It seemed logical to buy a trailer truck to haul them to market too. Usually in Boston, Hartford, New York City. The first trailer was a 1957 Trailmobile. But after after all the trailers were Great Dane brand.
That first truck a single “screw” with a tag axle with Prem Pak hand painted on the door by local artist Allison Britton. The trailer’s were shorter, I think 38 feet and the loads less until Interstates started popping up and more powerful trucks were put on the roads.
Eventually eight trucks collected. Whites, an International Transtar, A Peterbilt were added to the Maine transportation fleet.
As a kid my three brothers and I took trips from Maine to the city produce markets.
Helped unload and saw lots of other truckers bringing in grapefruit, tomatoes, various produce to go with the Maine potatoes we hauled in. Then high tailed it back to Aroostook County to load up another trailer. Do it again. no matter what the weather.
Having a truck back haul was critical to help with the fuel, and subsidize the trip. My dad and mom had bought ICC rights because cargo hauling was regulated. You had to have the authority to haul certain comodities to market. Loads for other drivers, usually french fry cartoons but sometimes something exotic like Jade East perfume boxes were hauled up to the St John River Valley where it was “bottled” for reshipment. 25% of the backhaul for other truckers that had to tape on a “Prem Pak” sign to their doors went in to the trucking operating account.

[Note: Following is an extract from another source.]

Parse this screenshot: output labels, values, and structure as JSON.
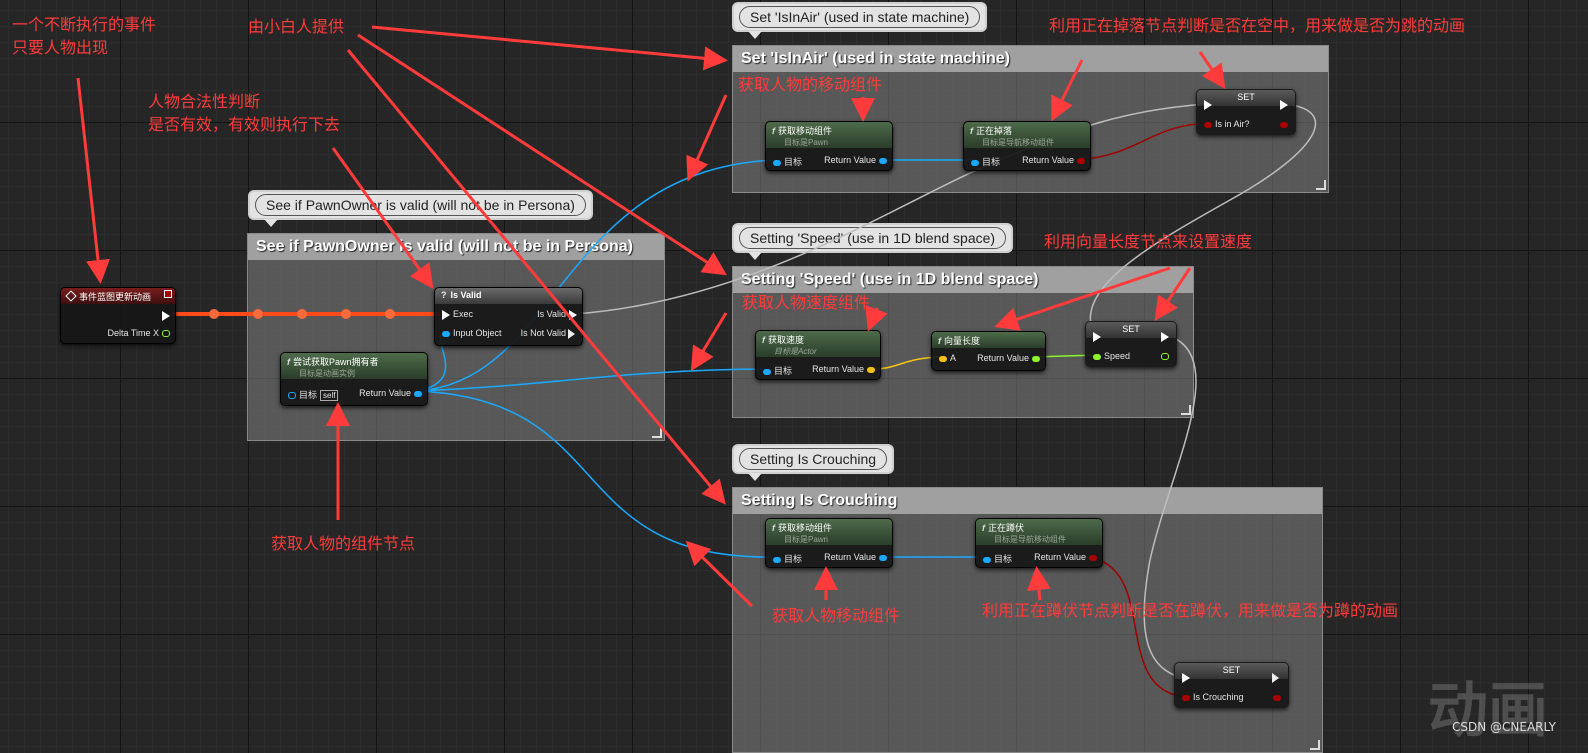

Because trucks were one arm of the Maine potato growing business, I had one brother who became a mechanic engineer and worked his way up through the ranks of White Frieghtliner to eventual management of the Portland Oregon truck plant. He grew up designing trailer trucks and cars..working long hours in his room with a desk dad had built to create the new designs, master piece layouts. The businesses your parents are in give exposure to job areas that may lead to your career employment.
My parents also built a large central potato packaging warehouse to store and process the potato orders from the city produce markets. And another brother worked on that construction project. He became a civil engineer and works in the Boston area.

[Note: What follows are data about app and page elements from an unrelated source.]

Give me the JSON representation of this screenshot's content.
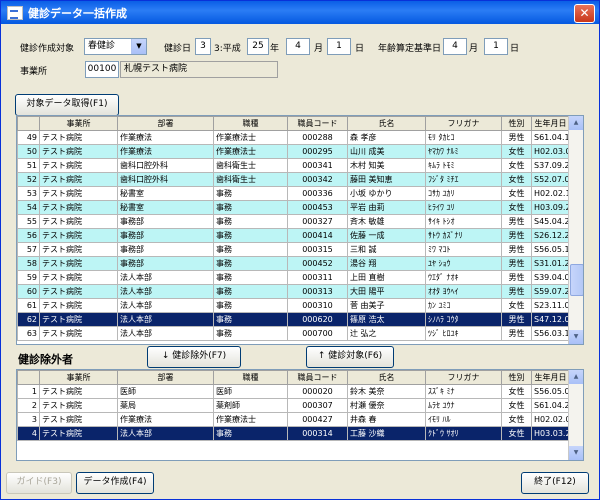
{
  "window": {
    "title": "健診データ一括作成",
    "close_label": "✕"
  },
  "form": {
    "target_label": "健診作成対象",
    "target_value": "春健診",
    "exam_date_label": "健診日",
    "exam_date": {
      "era_no": "3",
      "era_name": "3:平成",
      "year": "25",
      "year_label": "年",
      "month": "4",
      "month_label": "月",
      "day": "1",
      "day_label": "日"
    },
    "age_base_label": "年齢算定基準日",
    "age_base": {
      "month": "4",
      "month_label": "月",
      "day": "1",
      "day_label": "日"
    },
    "office_label": "事業所",
    "office_code": "00100",
    "office_name": "札幌テスト病院"
  },
  "buttons": {
    "fetch": "対象データ取得(F1)",
    "exclude": "↓ 健診除外(F7)",
    "include": "↑ 健診対象(F6)",
    "guide": "ガイド(F3)",
    "create": "データ作成(F4)",
    "exit": "終了(F12)"
  },
  "columns": [
    "",
    "事業所",
    "部署",
    "職種",
    "職員コード",
    "氏名",
    "フリガナ",
    "性別",
    "生年月日"
  ],
  "target_rows": [
    {
      "no": "49",
      "office": "テスト病院",
      "dept": "作業療法",
      "job": "作業療法士",
      "code": "000288",
      "name": "森 孝彦",
      "kana": "ﾓﾘ ﾀｶﾋｺ",
      "sex": "男性",
      "dob": "S61.04.17",
      "style": ""
    },
    {
      "no": "50",
      "office": "テスト病院",
      "dept": "作業療法",
      "job": "作業療法士",
      "code": "000295",
      "name": "山川 成美",
      "kana": "ﾔﾏｶﾜ ﾅﾙﾐ",
      "sex": "女性",
      "dob": "H02.03.02",
      "style": "cyan"
    },
    {
      "no": "51",
      "office": "テスト病院",
      "dept": "歯科口腔外科",
      "job": "歯科衛生士",
      "code": "000341",
      "name": "木村 知美",
      "kana": "ｷﾑﾗ ﾄﾓﾐ",
      "sex": "女性",
      "dob": "S37.09.22",
      "style": ""
    },
    {
      "no": "52",
      "office": "テスト病院",
      "dept": "歯科口腔外科",
      "job": "歯科衛生士",
      "code": "000342",
      "name": "藤田 美知恵",
      "kana": "ﾌｼﾞﾀ ﾐﾁｴ",
      "sex": "女性",
      "dob": "S52.07.01",
      "style": "cyan"
    },
    {
      "no": "53",
      "office": "テスト病院",
      "dept": "秘書室",
      "job": "事務",
      "code": "000336",
      "name": "小坂 ゆかり",
      "kana": "ｺｻｶ ﾕｶﾘ",
      "sex": "女性",
      "dob": "H02.02.15",
      "style": ""
    },
    {
      "no": "54",
      "office": "テスト病院",
      "dept": "秘書室",
      "job": "事務",
      "code": "000453",
      "name": "平岩 由莉",
      "kana": "ﾋﾗｲﾜ ﾕﾘ",
      "sex": "女性",
      "dob": "H03.09.26",
      "style": "cyan"
    },
    {
      "no": "55",
      "office": "テスト病院",
      "dept": "事務部",
      "job": "事務",
      "code": "000327",
      "name": "斉木 敏雄",
      "kana": "ｻｲｷ ﾄｼｵ",
      "sex": "男性",
      "dob": "S45.04.28",
      "style": ""
    },
    {
      "no": "56",
      "office": "テスト病院",
      "dept": "事務部",
      "job": "事務",
      "code": "000414",
      "name": "佐藤 一成",
      "kana": "ｻﾄｳ ｶｽﾞﾅﾘ",
      "sex": "男性",
      "dob": "S26.12.23",
      "style": "cyan"
    },
    {
      "no": "57",
      "office": "テスト病院",
      "dept": "事務部",
      "job": "事務",
      "code": "000315",
      "name": "三和 誠",
      "kana": "ﾐﾜ ﾏｺﾄ",
      "sex": "男性",
      "dob": "S56.05.14",
      "style": ""
    },
    {
      "no": "58",
      "office": "テスト病院",
      "dept": "事務部",
      "job": "事務",
      "code": "000452",
      "name": "湯谷 翔",
      "kana": "ﾕﾔ ｼｮｳ",
      "sex": "男性",
      "dob": "S31.01.29",
      "style": "cyan"
    },
    {
      "no": "59",
      "office": "テスト病院",
      "dept": "法人本部",
      "job": "事務",
      "code": "000311",
      "name": "上田 直樹",
      "kana": "ｳｴﾀﾞ ﾅｵｷ",
      "sex": "男性",
      "dob": "S39.04.08",
      "style": ""
    },
    {
      "no": "60",
      "office": "テスト病院",
      "dept": "法人本部",
      "job": "事務",
      "code": "000313",
      "name": "大田 陽平",
      "kana": "ｵｵﾀ ﾖｳﾍｲ",
      "sex": "男性",
      "dob": "S59.07.23",
      "style": "cyan"
    },
    {
      "no": "61",
      "office": "テスト病院",
      "dept": "法人本部",
      "job": "事務",
      "code": "000310",
      "name": "菅 由美子",
      "kana": "ｶﾝ ﾕﾐｺ",
      "sex": "女性",
      "dob": "S23.11.07",
      "style": ""
    },
    {
      "no": "62",
      "office": "テスト病院",
      "dept": "法人本部",
      "job": "事務",
      "code": "000620",
      "name": "篠原 浩太",
      "kana": "ｼﾉﾊﾗ ｺｳﾀ",
      "sex": "男性",
      "dob": "S47.12.01",
      "style": "sel"
    },
    {
      "no": "63",
      "office": "テスト病院",
      "dept": "法人本部",
      "job": "事務",
      "code": "000700",
      "name": "辻 弘之",
      "kana": "ﾂｼﾞ ﾋﾛﾕｷ",
      "sex": "男性",
      "dob": "S56.03.10",
      "style": ""
    }
  ],
  "excluded_title": "健診除外者",
  "excluded_rows": [
    {
      "no": "1",
      "office": "テスト病院",
      "dept": "医師",
      "job": "医師",
      "code": "000020",
      "name": "鈴木 美奈",
      "kana": "ｽｽﾞｷ ﾐﾅ",
      "sex": "女性",
      "dob": "S56.05.09",
      "style": ""
    },
    {
      "no": "2",
      "office": "テスト病院",
      "dept": "薬局",
      "job": "薬剤師",
      "code": "000307",
      "name": "村瀬 優奈",
      "kana": "ﾑﾗｾ ﾕｳﾅ",
      "sex": "女性",
      "dob": "S61.04.26",
      "style": ""
    },
    {
      "no": "3",
      "office": "テスト病院",
      "dept": "作業療法",
      "job": "作業療法士",
      "code": "000427",
      "name": "井森 春",
      "kana": "ｲﾓﾘ ﾊﾙ",
      "sex": "女性",
      "dob": "H02.02.09",
      "style": ""
    },
    {
      "no": "4",
      "office": "テスト病院",
      "dept": "法人本部",
      "job": "事務",
      "code": "000314",
      "name": "工藤 沙織",
      "kana": "ｸﾄﾞｳ ｻｵﾘ",
      "sex": "女性",
      "dob": "H03.03.24",
      "style": "sel"
    }
  ]
}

The jobs, careers your parent’s expose their Maine families to can lead to directions, choices, paths their kids decide to go. I am glad I grew up in Maine and in a family where lots of business exposure seen first hand by working in them in my childhood. Maine, neat state, no crime, friendly people. Like to consider owning some Maine real estate part or full time? That’s where I come in when you are ready.